_ACTION ITEM_.
Scan the records below for lines with the word "count", then state how many you find and nothing else.

_THE INPUT_.
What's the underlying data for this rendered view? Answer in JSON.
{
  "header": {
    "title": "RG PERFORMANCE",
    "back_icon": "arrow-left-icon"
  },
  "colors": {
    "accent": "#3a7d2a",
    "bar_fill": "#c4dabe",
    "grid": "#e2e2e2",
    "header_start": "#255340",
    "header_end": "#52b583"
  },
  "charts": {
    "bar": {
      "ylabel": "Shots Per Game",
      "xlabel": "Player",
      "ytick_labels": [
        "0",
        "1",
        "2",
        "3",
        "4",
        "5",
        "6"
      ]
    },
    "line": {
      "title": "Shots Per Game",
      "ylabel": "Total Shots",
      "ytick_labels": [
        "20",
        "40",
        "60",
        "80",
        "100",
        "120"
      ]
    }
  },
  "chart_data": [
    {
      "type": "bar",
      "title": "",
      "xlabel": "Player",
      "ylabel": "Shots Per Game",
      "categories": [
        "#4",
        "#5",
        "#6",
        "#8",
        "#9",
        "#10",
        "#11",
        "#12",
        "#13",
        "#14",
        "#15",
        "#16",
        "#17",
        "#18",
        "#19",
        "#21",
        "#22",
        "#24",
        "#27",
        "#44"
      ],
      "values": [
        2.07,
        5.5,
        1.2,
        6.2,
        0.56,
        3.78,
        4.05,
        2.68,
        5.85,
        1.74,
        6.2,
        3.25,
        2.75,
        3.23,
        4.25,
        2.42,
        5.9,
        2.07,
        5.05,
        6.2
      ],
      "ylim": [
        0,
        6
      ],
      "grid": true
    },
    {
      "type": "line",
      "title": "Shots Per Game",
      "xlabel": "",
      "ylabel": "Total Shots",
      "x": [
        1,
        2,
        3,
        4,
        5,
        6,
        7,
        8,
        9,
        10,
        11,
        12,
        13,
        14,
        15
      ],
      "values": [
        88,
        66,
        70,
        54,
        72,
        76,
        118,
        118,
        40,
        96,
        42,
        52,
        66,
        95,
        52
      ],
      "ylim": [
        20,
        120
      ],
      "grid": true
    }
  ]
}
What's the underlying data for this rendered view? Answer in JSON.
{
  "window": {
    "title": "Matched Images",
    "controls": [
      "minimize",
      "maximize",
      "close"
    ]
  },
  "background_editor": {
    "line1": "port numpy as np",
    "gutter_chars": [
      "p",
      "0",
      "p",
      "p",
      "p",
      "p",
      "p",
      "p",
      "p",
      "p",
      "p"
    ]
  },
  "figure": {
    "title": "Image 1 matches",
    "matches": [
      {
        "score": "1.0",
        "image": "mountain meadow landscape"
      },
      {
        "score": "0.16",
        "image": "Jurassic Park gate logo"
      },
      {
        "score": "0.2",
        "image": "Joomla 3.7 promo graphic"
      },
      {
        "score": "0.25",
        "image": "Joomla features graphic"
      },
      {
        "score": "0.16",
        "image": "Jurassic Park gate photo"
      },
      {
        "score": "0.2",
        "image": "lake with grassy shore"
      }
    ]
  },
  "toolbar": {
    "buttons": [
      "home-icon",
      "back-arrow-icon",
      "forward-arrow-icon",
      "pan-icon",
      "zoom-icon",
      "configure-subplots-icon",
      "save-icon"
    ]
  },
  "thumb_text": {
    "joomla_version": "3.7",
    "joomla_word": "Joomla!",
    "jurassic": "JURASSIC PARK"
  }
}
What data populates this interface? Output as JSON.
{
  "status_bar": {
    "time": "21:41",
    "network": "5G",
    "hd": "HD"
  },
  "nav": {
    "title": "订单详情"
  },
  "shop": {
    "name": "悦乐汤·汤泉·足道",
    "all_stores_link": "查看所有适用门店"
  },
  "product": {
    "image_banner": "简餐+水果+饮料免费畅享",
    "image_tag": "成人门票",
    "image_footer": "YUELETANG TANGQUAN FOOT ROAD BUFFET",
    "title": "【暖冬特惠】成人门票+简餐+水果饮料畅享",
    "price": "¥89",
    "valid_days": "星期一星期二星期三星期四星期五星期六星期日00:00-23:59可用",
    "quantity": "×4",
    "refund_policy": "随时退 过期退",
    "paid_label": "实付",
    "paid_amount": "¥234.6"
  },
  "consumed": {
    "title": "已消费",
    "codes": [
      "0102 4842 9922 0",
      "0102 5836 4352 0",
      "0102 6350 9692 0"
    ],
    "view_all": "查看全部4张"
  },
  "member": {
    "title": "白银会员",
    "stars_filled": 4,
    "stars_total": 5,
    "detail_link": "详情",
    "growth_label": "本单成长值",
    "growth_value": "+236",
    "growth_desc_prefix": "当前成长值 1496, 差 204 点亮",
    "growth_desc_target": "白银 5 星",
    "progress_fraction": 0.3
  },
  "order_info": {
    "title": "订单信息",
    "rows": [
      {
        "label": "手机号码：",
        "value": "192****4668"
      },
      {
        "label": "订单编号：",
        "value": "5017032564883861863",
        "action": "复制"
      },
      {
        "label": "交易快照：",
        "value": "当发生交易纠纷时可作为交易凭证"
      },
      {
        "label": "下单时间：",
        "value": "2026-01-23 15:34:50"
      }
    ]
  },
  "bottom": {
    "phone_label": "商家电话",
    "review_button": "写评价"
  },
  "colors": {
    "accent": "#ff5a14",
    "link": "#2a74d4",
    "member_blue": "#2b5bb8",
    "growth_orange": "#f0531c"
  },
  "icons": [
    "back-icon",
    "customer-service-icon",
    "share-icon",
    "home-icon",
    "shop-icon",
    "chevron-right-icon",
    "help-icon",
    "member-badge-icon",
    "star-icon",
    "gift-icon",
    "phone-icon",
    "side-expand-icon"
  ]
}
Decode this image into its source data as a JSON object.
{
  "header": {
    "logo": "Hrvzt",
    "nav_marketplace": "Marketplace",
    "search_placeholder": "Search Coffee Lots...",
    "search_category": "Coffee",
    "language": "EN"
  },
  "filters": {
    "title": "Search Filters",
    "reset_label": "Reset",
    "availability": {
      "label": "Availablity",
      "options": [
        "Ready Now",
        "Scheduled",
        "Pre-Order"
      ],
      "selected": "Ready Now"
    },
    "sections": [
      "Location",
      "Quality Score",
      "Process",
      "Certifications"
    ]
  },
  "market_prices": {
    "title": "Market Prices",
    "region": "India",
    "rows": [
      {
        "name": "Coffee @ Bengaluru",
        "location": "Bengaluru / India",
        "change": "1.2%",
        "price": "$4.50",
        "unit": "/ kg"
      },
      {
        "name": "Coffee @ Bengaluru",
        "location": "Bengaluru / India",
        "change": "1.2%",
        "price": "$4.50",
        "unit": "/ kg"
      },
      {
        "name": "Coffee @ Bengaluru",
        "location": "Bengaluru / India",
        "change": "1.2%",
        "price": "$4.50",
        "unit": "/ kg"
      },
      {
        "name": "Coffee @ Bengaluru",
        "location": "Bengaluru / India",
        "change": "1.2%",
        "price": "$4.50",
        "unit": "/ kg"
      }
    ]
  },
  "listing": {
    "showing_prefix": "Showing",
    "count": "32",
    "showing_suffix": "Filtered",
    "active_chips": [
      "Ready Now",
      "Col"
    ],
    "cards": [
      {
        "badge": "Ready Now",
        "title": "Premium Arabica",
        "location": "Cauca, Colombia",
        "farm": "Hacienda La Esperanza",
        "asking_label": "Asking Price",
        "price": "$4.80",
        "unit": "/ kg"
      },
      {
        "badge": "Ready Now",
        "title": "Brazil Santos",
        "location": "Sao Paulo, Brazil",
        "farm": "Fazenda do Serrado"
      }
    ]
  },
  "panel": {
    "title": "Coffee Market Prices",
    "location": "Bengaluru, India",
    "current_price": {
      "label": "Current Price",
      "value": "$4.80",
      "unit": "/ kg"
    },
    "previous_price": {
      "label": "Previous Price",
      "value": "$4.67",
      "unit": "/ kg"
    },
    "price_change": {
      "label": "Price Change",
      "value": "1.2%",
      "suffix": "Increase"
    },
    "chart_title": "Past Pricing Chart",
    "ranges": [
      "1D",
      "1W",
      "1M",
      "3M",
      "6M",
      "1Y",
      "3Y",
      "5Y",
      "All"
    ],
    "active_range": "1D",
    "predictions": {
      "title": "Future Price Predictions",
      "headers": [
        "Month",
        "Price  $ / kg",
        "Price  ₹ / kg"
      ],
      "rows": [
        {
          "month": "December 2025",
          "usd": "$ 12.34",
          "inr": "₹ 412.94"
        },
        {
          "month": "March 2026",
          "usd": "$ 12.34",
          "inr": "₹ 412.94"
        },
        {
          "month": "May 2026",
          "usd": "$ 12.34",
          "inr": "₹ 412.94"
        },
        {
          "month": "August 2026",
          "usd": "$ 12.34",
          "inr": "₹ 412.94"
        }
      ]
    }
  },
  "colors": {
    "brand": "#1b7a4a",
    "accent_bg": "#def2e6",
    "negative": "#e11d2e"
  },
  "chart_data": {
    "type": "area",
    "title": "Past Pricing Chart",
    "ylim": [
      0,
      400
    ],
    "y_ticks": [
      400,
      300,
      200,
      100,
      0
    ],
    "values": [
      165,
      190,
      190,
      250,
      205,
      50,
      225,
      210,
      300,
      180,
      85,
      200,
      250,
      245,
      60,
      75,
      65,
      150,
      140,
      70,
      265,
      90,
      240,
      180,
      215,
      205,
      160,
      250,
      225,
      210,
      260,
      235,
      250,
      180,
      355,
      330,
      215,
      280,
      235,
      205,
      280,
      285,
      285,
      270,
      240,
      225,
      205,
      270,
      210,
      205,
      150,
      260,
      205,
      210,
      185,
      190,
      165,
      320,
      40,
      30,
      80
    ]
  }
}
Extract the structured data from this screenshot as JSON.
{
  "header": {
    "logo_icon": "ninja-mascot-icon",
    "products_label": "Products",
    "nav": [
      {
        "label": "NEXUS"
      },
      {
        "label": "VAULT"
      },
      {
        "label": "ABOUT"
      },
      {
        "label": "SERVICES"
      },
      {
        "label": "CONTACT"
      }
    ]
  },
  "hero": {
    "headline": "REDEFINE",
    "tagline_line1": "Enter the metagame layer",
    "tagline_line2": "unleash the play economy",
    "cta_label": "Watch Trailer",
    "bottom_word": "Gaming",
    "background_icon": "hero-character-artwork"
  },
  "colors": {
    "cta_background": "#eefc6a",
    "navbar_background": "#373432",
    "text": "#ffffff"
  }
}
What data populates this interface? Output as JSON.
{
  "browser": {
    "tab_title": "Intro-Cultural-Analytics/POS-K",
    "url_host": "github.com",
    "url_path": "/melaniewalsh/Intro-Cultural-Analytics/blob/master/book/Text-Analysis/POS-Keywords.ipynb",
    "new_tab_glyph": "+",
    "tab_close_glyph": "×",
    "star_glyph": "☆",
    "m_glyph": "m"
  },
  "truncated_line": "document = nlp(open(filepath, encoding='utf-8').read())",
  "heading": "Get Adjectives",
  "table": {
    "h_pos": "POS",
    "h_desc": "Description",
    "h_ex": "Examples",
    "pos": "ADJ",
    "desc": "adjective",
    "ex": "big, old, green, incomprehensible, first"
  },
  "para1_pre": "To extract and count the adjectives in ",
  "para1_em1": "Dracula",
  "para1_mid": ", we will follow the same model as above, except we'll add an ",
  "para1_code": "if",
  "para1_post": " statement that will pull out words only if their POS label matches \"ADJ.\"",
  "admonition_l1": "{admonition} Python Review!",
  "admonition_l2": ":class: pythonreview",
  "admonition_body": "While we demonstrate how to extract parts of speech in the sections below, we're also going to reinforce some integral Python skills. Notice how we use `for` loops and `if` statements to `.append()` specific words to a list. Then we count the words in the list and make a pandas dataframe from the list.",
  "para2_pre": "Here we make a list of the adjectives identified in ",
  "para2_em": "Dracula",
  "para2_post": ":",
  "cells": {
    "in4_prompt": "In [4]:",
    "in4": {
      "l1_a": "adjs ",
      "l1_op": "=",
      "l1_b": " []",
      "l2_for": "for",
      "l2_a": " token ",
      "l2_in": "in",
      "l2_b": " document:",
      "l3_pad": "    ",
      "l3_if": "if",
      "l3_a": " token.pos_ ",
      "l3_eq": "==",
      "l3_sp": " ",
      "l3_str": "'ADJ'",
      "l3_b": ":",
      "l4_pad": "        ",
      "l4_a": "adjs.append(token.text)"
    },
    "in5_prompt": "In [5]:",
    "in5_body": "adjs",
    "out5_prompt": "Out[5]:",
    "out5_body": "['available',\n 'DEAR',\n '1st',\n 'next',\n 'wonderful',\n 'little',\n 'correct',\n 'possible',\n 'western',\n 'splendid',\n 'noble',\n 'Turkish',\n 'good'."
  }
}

_TASK RESULT_.
3